BANGKOK (The Nation/Asia News Network): Thailand will boycott the kickboxing competition at this year’s South-East Asian (SEA) Games in protest against hosts Cambodia using the sport’s local name of Kun Khmer rather than Muay Thai.
The National Olympic Committee of Thailand (NOCT) announced on Tuesday (Jan 31) that no Thai athletes will compete in kickboxing at the regional games, hosted by Phnom Penh from May 5-17.
The NOCT added however that, to avoid a dispute between the two countries, it will not try to stop the host from organising kickboxing under its Khmer name.
Cambodia last month removed all reference to Muay Thai from the SEA Games kickboxing schedule, sparking a backlash among Thailand’s Muay Thai associations.

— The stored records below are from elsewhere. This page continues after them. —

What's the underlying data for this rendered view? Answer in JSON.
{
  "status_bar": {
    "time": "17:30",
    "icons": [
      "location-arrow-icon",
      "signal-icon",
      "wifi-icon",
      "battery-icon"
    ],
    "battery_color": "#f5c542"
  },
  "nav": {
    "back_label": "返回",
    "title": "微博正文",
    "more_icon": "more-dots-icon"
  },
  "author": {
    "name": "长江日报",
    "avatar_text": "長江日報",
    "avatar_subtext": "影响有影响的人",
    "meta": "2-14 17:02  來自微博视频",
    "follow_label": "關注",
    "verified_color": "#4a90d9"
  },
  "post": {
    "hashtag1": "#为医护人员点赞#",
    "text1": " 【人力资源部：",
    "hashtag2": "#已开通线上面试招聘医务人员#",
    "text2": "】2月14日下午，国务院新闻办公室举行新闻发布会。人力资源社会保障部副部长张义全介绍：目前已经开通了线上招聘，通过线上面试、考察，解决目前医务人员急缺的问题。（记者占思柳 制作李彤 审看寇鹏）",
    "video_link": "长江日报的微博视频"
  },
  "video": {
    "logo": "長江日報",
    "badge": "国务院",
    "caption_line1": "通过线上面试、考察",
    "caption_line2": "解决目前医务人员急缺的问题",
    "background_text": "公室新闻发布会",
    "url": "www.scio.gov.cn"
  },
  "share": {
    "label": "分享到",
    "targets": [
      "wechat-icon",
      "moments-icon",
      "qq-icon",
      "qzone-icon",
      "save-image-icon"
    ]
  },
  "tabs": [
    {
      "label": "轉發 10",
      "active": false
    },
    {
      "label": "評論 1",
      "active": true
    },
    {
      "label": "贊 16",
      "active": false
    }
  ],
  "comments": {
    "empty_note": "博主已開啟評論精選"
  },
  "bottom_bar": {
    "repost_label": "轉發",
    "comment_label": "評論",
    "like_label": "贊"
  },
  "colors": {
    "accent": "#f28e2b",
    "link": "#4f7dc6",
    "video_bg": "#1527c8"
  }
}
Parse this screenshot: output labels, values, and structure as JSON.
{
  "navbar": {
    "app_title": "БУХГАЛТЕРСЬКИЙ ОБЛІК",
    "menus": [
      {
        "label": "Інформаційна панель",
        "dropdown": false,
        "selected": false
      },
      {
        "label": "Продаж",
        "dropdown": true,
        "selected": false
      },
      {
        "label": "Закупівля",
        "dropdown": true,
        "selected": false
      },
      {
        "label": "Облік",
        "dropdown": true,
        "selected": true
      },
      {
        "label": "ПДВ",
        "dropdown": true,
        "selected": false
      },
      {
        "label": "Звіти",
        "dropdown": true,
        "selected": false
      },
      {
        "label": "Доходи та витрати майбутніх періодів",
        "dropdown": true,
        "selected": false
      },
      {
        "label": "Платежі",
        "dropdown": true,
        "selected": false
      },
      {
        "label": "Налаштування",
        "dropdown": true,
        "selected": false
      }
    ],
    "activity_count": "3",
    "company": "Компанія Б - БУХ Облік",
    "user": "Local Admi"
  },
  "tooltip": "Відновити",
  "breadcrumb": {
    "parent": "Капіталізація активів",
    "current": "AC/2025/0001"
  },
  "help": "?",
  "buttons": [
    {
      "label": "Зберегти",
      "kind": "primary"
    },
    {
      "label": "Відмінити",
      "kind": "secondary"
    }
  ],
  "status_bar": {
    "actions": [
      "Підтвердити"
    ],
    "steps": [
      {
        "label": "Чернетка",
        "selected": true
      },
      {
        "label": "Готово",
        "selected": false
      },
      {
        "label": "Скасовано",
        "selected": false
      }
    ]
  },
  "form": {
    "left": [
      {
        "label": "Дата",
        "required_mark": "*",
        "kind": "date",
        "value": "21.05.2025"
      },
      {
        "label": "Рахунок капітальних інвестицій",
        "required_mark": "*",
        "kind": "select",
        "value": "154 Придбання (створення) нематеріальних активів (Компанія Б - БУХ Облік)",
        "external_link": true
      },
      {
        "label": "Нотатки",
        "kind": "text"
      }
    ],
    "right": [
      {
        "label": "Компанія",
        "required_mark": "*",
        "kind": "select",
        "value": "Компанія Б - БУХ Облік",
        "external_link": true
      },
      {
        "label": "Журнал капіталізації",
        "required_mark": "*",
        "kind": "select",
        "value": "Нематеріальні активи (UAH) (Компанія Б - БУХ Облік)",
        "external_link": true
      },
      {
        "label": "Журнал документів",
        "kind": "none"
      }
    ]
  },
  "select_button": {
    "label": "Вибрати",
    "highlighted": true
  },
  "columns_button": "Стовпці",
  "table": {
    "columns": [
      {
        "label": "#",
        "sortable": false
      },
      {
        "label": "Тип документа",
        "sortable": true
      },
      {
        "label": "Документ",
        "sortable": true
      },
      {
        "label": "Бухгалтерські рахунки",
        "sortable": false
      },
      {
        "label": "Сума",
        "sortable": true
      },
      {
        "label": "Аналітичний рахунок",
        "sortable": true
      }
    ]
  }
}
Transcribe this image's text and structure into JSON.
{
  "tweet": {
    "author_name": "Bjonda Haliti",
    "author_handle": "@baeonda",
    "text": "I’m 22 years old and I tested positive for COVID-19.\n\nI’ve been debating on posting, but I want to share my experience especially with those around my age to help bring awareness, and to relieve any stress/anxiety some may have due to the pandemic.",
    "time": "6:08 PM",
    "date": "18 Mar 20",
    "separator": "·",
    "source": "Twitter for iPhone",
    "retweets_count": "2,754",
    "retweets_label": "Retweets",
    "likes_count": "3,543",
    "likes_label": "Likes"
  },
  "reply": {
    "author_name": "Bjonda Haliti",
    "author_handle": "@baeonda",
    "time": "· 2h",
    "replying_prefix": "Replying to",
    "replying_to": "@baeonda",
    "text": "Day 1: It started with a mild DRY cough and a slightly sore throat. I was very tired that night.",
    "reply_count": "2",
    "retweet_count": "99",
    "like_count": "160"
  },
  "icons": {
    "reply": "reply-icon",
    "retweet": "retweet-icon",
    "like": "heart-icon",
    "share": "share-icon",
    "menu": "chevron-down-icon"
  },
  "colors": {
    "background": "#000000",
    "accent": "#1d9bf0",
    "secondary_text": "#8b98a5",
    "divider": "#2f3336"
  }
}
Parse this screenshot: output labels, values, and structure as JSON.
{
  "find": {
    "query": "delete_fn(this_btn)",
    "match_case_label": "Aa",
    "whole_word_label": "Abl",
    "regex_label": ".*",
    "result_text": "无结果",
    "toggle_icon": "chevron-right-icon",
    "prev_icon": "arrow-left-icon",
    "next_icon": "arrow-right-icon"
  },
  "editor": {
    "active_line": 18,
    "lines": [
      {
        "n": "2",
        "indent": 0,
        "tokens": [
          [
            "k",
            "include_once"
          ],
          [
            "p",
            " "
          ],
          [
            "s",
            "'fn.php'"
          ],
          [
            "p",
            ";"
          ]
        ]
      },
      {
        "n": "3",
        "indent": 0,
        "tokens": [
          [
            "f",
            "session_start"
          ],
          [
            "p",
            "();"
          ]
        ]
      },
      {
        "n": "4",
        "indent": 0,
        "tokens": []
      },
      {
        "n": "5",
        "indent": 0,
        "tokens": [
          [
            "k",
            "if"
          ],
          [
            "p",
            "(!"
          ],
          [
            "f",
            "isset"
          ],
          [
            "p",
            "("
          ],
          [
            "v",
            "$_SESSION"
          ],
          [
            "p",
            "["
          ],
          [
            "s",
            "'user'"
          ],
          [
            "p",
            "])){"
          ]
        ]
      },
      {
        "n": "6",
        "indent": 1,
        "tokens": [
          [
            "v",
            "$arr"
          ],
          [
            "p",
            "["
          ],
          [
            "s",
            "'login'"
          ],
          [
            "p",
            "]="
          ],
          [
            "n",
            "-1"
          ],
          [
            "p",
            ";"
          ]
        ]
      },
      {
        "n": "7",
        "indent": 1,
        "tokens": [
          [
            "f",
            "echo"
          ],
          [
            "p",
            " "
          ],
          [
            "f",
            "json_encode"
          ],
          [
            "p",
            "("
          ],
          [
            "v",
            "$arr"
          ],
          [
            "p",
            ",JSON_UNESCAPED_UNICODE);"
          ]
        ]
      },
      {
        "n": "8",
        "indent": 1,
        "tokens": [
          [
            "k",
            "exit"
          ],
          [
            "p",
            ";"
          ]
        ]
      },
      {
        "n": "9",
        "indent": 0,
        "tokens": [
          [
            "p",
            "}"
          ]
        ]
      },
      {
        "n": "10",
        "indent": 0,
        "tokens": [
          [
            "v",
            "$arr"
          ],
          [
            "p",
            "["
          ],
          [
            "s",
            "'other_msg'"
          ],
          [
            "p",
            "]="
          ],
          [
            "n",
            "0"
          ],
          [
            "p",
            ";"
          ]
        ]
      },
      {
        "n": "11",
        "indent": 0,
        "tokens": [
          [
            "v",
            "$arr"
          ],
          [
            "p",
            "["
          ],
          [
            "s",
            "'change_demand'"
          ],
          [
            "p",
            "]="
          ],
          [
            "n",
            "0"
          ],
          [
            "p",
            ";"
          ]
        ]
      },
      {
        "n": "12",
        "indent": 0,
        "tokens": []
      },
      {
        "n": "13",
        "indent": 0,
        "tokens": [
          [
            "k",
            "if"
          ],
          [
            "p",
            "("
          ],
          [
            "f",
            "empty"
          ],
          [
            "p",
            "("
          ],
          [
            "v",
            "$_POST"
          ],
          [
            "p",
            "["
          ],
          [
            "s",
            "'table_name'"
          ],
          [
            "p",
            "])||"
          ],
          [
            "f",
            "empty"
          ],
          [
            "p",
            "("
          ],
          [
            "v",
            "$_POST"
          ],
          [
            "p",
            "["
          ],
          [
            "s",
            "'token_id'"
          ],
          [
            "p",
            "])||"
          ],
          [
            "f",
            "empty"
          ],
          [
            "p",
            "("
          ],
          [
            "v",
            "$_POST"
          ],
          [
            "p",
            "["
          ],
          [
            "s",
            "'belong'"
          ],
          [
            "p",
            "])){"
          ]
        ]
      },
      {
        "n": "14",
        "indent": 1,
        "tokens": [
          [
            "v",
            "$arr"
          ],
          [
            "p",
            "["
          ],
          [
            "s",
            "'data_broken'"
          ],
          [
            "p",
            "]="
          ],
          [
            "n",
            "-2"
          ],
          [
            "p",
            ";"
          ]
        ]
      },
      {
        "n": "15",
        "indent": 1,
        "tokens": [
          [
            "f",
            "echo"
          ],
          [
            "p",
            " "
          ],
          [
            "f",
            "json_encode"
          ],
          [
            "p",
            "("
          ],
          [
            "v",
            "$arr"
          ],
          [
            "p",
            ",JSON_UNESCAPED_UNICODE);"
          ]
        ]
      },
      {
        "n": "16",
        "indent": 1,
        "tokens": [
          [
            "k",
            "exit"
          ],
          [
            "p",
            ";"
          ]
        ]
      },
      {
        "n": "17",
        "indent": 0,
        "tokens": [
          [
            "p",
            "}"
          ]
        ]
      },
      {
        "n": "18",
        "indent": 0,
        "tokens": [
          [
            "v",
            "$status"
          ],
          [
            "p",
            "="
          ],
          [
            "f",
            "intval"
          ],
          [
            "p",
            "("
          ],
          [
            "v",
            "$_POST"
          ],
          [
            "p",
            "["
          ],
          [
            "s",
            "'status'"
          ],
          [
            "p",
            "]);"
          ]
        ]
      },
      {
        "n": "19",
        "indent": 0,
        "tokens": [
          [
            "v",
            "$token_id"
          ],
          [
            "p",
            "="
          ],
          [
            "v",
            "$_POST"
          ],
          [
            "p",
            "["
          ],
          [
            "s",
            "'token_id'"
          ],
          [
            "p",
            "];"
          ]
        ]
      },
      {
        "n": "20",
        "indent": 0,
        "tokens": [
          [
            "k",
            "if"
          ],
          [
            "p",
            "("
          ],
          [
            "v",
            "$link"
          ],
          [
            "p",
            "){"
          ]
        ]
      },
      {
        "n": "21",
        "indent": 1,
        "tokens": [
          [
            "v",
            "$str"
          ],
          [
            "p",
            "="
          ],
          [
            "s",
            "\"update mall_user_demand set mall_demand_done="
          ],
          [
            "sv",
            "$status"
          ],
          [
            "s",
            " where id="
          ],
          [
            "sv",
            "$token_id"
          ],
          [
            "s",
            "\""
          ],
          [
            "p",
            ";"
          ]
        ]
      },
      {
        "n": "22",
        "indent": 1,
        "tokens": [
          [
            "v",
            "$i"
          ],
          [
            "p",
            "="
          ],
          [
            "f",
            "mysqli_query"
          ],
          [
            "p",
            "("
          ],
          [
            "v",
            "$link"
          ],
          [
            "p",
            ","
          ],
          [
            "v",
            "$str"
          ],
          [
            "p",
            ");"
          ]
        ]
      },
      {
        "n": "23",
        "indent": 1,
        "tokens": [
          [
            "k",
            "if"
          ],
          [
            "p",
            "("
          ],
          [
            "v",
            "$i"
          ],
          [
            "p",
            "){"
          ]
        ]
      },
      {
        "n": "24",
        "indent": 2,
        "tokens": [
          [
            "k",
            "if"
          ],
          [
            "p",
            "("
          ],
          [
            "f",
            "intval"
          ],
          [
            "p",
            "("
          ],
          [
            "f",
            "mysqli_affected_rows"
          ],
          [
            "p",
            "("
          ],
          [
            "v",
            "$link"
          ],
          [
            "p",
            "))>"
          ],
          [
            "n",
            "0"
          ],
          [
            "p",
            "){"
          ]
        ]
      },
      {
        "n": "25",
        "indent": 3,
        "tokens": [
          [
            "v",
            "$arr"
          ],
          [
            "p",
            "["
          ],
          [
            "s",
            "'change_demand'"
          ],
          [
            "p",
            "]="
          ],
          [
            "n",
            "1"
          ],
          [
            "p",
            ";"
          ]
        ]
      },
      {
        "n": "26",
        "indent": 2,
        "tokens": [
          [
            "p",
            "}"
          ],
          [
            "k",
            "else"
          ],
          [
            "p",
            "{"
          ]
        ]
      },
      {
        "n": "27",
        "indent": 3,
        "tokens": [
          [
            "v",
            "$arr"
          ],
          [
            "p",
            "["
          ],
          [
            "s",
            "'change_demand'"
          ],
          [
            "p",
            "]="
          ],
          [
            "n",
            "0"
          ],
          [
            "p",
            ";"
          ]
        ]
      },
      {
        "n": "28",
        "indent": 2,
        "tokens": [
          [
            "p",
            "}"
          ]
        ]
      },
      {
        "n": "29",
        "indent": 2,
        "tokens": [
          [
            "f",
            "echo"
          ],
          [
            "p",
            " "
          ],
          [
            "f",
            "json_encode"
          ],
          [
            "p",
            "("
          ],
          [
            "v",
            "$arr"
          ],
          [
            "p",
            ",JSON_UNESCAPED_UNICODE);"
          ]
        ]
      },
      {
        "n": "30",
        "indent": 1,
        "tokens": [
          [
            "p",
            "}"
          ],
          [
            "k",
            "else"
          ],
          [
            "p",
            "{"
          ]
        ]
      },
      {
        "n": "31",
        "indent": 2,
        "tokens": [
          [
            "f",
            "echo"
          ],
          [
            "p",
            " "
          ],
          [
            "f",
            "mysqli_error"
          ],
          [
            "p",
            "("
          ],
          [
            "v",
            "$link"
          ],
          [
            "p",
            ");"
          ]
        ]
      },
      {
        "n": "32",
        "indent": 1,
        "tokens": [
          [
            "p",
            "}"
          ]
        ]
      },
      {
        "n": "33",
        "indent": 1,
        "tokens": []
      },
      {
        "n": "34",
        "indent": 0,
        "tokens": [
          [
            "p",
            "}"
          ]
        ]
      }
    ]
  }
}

NOCT commissioner Chaiyapak Siriwat said Cambodia had switched supervising bodies from the International Federation of Muaythai Associations (IFMA) to the Kun Khmer International Federation (KIF), which is not recognised by the International Olympic Committee (IOC) or the Olympic Council of Asia (OCA). As a result, the committee decided not to send Thai kickboxers to the games.
“We have raised the issue with the IOC and OCA and are waiting for Cambodia’s response. However, in the meantime we will not oppose the hosting of Kun Khmer, to avoid sparking an international dispute,” he said.
NOCT deputy chairman Warin Tansupasiri pointed out that Kun Khmer is not recognised by the World Anti-Doping Agency, meaning that it is not accredited by international sporting authorities.
Chaiyapak added that this year’s games would be the last time that a host country could change or add new sports, as a new SEA Games charter will come into effect in 2025 when Thailand will be the host.
“The new charter will list the main sports for SEA Games based on sports in the Olympic and Asian games while allowing only two to five local sports to be added,” he said.
Thailand, Malaysia, and Singapore – as hosts of the next three SEA Games in 2025, 2027 and 2029 – have agreed that all three games will have the same sports.
“The next three SEA Games will be the most standardised ever,” said Chaiyapak.